# [Stored data]
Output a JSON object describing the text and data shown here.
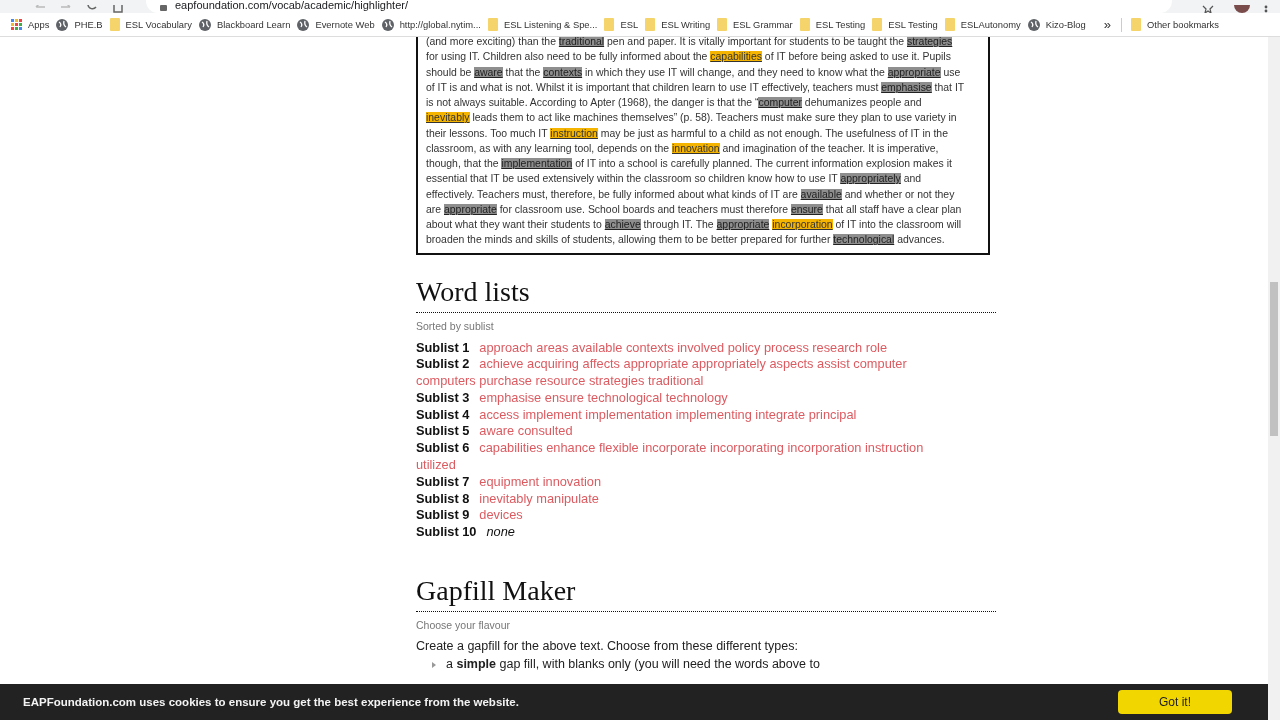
{
  "browser": {
    "address": "eapfoundation.com/vocab/academic/highlighter/",
    "bookmarks": [
      {
        "kind": "apps",
        "label": "Apps"
      },
      {
        "kind": "globe",
        "label": "PHE.B"
      },
      {
        "kind": "folder",
        "label": "ESL Vocabulary"
      },
      {
        "kind": "globe",
        "label": "Blackboard Learn"
      },
      {
        "kind": "globe",
        "label": "Evernote Web"
      },
      {
        "kind": "globe",
        "label": "http://global.nytim..."
      },
      {
        "kind": "folder",
        "label": "ESL Listening & Spe..."
      },
      {
        "kind": "folder",
        "label": "ESL"
      },
      {
        "kind": "folder",
        "label": "ESL Writing"
      },
      {
        "kind": "folder",
        "label": "ESL Grammar"
      },
      {
        "kind": "folder",
        "label": "ESL Testing"
      },
      {
        "kind": "folder",
        "label": "ESL Testing"
      },
      {
        "kind": "folder",
        "label": "ESLAutonomy"
      },
      {
        "kind": "globe",
        "label": "Kizo-Blog"
      }
    ],
    "overflow": "»",
    "other": "Other bookmarks"
  },
  "passage": [
    [
      {
        "kind": "plain",
        "text": "(and more exciting) than the "
      },
      {
        "kind": "grey",
        "text": "traditional"
      },
      {
        "kind": "plain",
        "text": " pen and paper. It is vitally important for students to be taught the "
      },
      {
        "kind": "grey",
        "text": "strategies"
      }
    ],
    [
      {
        "kind": "plain",
        "text": "for using IT. Children also need to be fully informed about the "
      },
      {
        "kind": "yellow",
        "text": "capabilities"
      },
      {
        "kind": "plain",
        "text": " of IT before being asked to use it. Pupils"
      }
    ],
    [
      {
        "kind": "plain",
        "text": "should be "
      },
      {
        "kind": "grey",
        "text": "aware"
      },
      {
        "kind": "plain",
        "text": " that the "
      },
      {
        "kind": "grey",
        "text": "contexts"
      },
      {
        "kind": "plain",
        "text": " in which they use IT will change, and they need to know what the "
      },
      {
        "kind": "grey",
        "text": "appropriate"
      },
      {
        "kind": "plain",
        "text": " use"
      }
    ],
    [
      {
        "kind": "plain",
        "text": "of IT is and what is not. Whilst it is important that children learn to use IT effectively, teachers must "
      },
      {
        "kind": "grey",
        "text": "emphasise"
      },
      {
        "kind": "plain",
        "text": " that IT"
      }
    ],
    [
      {
        "kind": "plain",
        "text": "is not always suitable. According to Apter (1968), the danger is that the “"
      },
      {
        "kind": "grey",
        "text": "computer"
      },
      {
        "kind": "plain",
        "text": " dehumanizes people and"
      }
    ],
    [
      {
        "kind": "yellow",
        "text": "inevitably"
      },
      {
        "kind": "plain",
        "text": " leads them to act like machines themselves” (p. 58). Teachers must make sure they plan to use variety in"
      }
    ],
    [
      {
        "kind": "plain",
        "text": "their lessons. Too much IT "
      },
      {
        "kind": "yellow",
        "text": "instruction"
      },
      {
        "kind": "plain",
        "text": " may be just as harmful to a child as not enough. The usefulness of IT in the"
      }
    ],
    [
      {
        "kind": "plain",
        "text": "classroom, as with any learning tool, depends on the "
      },
      {
        "kind": "yellow",
        "text": "innovation"
      },
      {
        "kind": "plain",
        "text": " and imagination of the teacher. It is imperative,"
      }
    ],
    [
      {
        "kind": "plain",
        "text": "though, that the "
      },
      {
        "kind": "grey",
        "text": "implementation"
      },
      {
        "kind": "plain",
        "text": " of IT into a school is carefully planned. The current information explosion makes it"
      }
    ],
    [
      {
        "kind": "plain",
        "text": "essential that IT be used extensively within the classroom so children know how to use IT "
      },
      {
        "kind": "grey",
        "text": "appropriately"
      },
      {
        "kind": "plain",
        "text": " and"
      }
    ],
    [
      {
        "kind": "plain",
        "text": "effectively. Teachers must, therefore, be fully informed about what kinds of IT are "
      },
      {
        "kind": "grey",
        "text": "available"
      },
      {
        "kind": "plain",
        "text": " and whether or not they"
      }
    ],
    [
      {
        "kind": "plain",
        "text": "are "
      },
      {
        "kind": "grey",
        "text": "appropriate"
      },
      {
        "kind": "plain",
        "text": " for classroom use. School boards and teachers must therefore "
      },
      {
        "kind": "grey",
        "text": "ensure"
      },
      {
        "kind": "plain",
        "text": " that all staff have a clear plan"
      }
    ],
    [
      {
        "kind": "plain",
        "text": "about what they want their students to "
      },
      {
        "kind": "grey",
        "text": "achieve"
      },
      {
        "kind": "plain",
        "text": " through IT. The "
      },
      {
        "kind": "grey",
        "text": "appropriate"
      },
      {
        "kind": "yellow",
        "text": "incorporation"
      },
      {
        "kind": "plain",
        "text": " of IT into the classroom will"
      }
    ],
    [
      {
        "kind": "plain",
        "text": "broaden the minds and skills of students, allowing them to be better prepared for further "
      },
      {
        "kind": "grey",
        "text": "technological"
      },
      {
        "kind": "plain",
        "text": " advances."
      }
    ]
  ],
  "word_lists": {
    "title": "Word lists",
    "subtitle": "Sorted by sublist",
    "sublists": [
      {
        "label": "Sublist 1",
        "words": [
          "approach",
          "areas",
          "available",
          "contexts",
          "involved",
          "policy",
          "process",
          "research",
          "role"
        ]
      },
      {
        "label": "Sublist 2",
        "words": [
          "achieve",
          "acquiring",
          "affects",
          "appropriate",
          "appropriately",
          "aspects",
          "assist",
          "computer",
          "computers",
          "purchase",
          "resource",
          "strategies",
          "traditional"
        ]
      },
      {
        "label": "Sublist 3",
        "words": [
          "emphasise",
          "ensure",
          "technological",
          "technology"
        ]
      },
      {
        "label": "Sublist 4",
        "words": [
          "access",
          "implement",
          "implementation",
          "implementing",
          "integrate",
          "principal"
        ]
      },
      {
        "label": "Sublist 5",
        "words": [
          "aware",
          "consulted"
        ]
      },
      {
        "label": "Sublist 6",
        "words": [
          "capabilities",
          "enhance",
          "flexible",
          "incorporate",
          "incorporating",
          "incorporation",
          "instruction",
          "utilized"
        ]
      },
      {
        "label": "Sublist 7",
        "words": [
          "equipment",
          "innovation"
        ]
      },
      {
        "label": "Sublist 8",
        "words": [
          "inevitably",
          "manipulate"
        ]
      },
      {
        "label": "Sublist 9",
        "words": [
          "devices"
        ]
      },
      {
        "label": "Sublist 10",
        "note": "none"
      }
    ]
  },
  "gapfill": {
    "title": "Gapfill Maker",
    "subtitle": "Choose your flavour",
    "intro": "Create a gapfill for the above text. Choose from these different types:",
    "options": [
      "a **simple** gap fill, with blanks only (you will need the words above to"
    ]
  },
  "cookie_bar": {
    "message": "EAPFoundation.com uses cookies to ensure you get the best experience from the website.",
    "button": "Got it!"
  }
}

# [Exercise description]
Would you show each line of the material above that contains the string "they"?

# [Result of the task]
        "text": " in which they use IT will change, and they need to know what the "
        "text": " leads them to act like machines themselves” (p. 58). Teachers must make sure they plan to use variety in"
        "text": " and whether or not they"
        "text": "about what they want their students to "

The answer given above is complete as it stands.